__DATA EXTRACTS__:

■ ■ ■

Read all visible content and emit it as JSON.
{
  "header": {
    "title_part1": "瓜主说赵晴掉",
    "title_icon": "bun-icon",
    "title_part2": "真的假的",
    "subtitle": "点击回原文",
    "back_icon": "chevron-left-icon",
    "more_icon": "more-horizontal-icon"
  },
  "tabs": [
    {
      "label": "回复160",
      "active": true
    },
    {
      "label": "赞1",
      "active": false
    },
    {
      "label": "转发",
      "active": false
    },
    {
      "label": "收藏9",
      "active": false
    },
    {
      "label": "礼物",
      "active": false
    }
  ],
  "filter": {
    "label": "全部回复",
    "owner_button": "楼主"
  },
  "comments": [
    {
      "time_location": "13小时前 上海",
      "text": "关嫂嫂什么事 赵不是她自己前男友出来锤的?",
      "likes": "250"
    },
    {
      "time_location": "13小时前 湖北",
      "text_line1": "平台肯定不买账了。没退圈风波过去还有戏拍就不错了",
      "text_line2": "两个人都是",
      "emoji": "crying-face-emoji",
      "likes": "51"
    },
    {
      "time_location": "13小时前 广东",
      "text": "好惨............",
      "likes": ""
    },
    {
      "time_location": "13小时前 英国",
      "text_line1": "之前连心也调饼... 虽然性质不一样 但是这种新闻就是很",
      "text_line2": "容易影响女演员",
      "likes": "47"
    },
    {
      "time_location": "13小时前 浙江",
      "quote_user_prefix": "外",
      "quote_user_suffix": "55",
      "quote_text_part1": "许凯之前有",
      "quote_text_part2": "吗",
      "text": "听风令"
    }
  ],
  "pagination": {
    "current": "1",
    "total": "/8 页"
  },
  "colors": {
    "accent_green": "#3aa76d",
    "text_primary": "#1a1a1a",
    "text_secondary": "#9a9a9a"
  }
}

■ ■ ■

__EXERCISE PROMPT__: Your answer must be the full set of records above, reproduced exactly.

__SOLVED PROBLEM__:
Read all visible content and emit it as JSON.
{
  "header": {
    "title_part1": "瓜主说赵晴掉",
    "title_icon": "bun-icon",
    "title_part2": "真的假的",
    "subtitle": "点击回原文",
    "back_icon": "chevron-left-icon",
    "more_icon": "more-horizontal-icon"
  },
  "tabs": [
    {
      "label": "回复160",
      "active": true
    },
    {
      "label": "赞1",
      "active": false
    },
    {
      "label": "转发",
      "active": false
    },
    {
      "label": "收藏9",
      "active": false
    },
    {
      "label": "礼物",
      "active": false
    }
  ],
  "filter": {
    "label": "全部回复",
    "owner_button": "楼主"
  },
  "comments": [
    {
      "time_location": "13小时前 上海",
      "text": "关嫂嫂什么事 赵不是她自己前男友出来锤的?",
      "likes": "250"
    },
    {
      "time_location": "13小时前 湖北",
      "text_line1": "平台肯定不买账了。没退圈风波过去还有戏拍就不错了",
      "text_line2": "两个人都是",
      "emoji": "crying-face-emoji",
      "likes": "51"
    },
    {
      "time_location": "13小时前 广东",
      "text": "好惨............",
      "likes": ""
    },
    {
      "time_location": "13小时前 英国",
      "text_line1": "之前连心也调饼... 虽然性质不一样 但是这种新闻就是很",
      "text_line2": "容易影响女演员",
      "likes": "47"
    },
    {
      "time_location": "13小时前 浙江",
      "quote_user_prefix": "外",
      "quote_user_suffix": "55",
      "quote_text_part1": "许凯之前有",
      "quote_text_part2": "吗",
      "text": "听风令"
    }
  ],
  "pagination": {
    "current": "1",
    "total": "/8 页"
  },
  "colors": {
    "accent_green": "#3aa76d",
    "text_primary": "#1a1a1a",
    "text_secondary": "#9a9a9a"
  }
}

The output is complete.